Sounding Off brings together a selection of essays on philosophy of music written by Peter Kivy-the leading expert on the subject. The essays fall into four groups, corresponding to Kivy's major interests. Part I contains two essays on the nature of musical genius. In Part II, three essays take up the subject of authenticity in performance, and explore what Kivy terms 'the authenticity of interpretation'. Part III contains four essays concerning the much
discussed issues of musical representation and musical meaning. Finally, Part IV consists of three essays on the 'pure musical parameters': these are essays on 'music alone' or 'absolute music'-music as the pure, formal structure of (sometimes) expressive sound. Eight of the eleven essays presented here are
previously unpublished, and the book includes two appendices which provide Kivy's responses to criticism.
Peter Kivy was educated at the Walden School in New York City, as well as with private teachers in oboe and music theory. He received his BA with highest honours in Philosophy at the University of Michigan, in 1956, and an MA in Philosophy from that University in 1958. He then went on to receive an MA in Music History from Yale University, and a PhD in Philosophy from Columbia University. He has taught in the Philosophy Department of Rutgers University since 1967, and is presently Board of Governors Professor of Philosophy. Professor Kivy has published numerous books and articles, both historical and analytic, in the philosophy of art, and is a past President of the American Society for Aesthetics.

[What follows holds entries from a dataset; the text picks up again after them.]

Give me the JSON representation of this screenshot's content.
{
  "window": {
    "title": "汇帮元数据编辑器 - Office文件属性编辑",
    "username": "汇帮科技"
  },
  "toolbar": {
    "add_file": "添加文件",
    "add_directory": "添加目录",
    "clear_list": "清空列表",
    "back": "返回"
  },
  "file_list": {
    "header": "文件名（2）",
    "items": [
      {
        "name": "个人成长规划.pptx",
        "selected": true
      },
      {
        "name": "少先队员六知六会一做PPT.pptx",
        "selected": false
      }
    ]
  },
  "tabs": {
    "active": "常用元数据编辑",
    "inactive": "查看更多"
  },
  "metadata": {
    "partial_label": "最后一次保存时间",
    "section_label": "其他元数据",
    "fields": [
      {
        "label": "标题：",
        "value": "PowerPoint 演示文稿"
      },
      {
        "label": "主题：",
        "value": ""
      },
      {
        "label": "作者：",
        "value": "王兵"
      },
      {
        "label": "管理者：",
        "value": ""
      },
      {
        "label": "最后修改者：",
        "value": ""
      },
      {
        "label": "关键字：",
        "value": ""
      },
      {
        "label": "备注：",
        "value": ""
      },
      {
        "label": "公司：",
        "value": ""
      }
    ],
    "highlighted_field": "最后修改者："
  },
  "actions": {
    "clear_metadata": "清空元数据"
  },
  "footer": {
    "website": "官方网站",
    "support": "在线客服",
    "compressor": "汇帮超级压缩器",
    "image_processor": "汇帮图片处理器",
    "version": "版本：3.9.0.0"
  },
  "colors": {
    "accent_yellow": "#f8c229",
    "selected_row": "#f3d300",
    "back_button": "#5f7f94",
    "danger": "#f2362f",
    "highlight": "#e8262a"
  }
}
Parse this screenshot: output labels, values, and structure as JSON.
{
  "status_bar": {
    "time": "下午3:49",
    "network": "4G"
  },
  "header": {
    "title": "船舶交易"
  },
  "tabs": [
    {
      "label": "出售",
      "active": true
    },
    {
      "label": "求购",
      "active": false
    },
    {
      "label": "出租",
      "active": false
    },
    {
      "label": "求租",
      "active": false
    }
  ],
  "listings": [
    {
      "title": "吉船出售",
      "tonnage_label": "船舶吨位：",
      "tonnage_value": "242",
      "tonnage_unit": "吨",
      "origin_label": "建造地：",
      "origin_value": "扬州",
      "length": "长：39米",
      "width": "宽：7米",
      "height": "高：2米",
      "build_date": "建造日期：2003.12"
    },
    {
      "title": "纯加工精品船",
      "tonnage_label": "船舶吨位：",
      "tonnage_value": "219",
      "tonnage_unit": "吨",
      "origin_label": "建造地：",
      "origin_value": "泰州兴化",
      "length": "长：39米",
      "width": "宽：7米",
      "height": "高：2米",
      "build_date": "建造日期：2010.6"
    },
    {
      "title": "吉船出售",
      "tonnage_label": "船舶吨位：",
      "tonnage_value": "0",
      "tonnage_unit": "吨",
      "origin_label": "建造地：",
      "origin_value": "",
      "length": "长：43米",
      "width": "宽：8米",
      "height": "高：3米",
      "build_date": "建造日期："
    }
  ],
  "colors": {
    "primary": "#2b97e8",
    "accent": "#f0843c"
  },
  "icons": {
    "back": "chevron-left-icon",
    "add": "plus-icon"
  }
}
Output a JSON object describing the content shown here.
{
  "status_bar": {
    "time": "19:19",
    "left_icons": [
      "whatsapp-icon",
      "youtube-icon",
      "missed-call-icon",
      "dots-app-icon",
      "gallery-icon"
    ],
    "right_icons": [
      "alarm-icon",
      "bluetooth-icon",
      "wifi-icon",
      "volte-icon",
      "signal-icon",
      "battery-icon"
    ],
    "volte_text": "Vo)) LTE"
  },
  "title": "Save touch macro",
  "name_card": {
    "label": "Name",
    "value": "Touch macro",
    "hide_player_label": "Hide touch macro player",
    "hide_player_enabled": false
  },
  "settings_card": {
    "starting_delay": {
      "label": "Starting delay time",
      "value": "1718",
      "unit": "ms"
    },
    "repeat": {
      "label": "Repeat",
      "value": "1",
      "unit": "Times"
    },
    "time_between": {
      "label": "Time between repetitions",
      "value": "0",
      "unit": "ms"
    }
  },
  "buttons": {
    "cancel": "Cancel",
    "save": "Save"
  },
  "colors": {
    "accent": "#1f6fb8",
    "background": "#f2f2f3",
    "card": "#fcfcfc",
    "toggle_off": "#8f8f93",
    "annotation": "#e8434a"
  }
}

PART I: GENIUS ; PART II: AUTHENTICITIES ; PART III: MEANING AND REPRESENTATION ; PART IV: MUSIC ALONE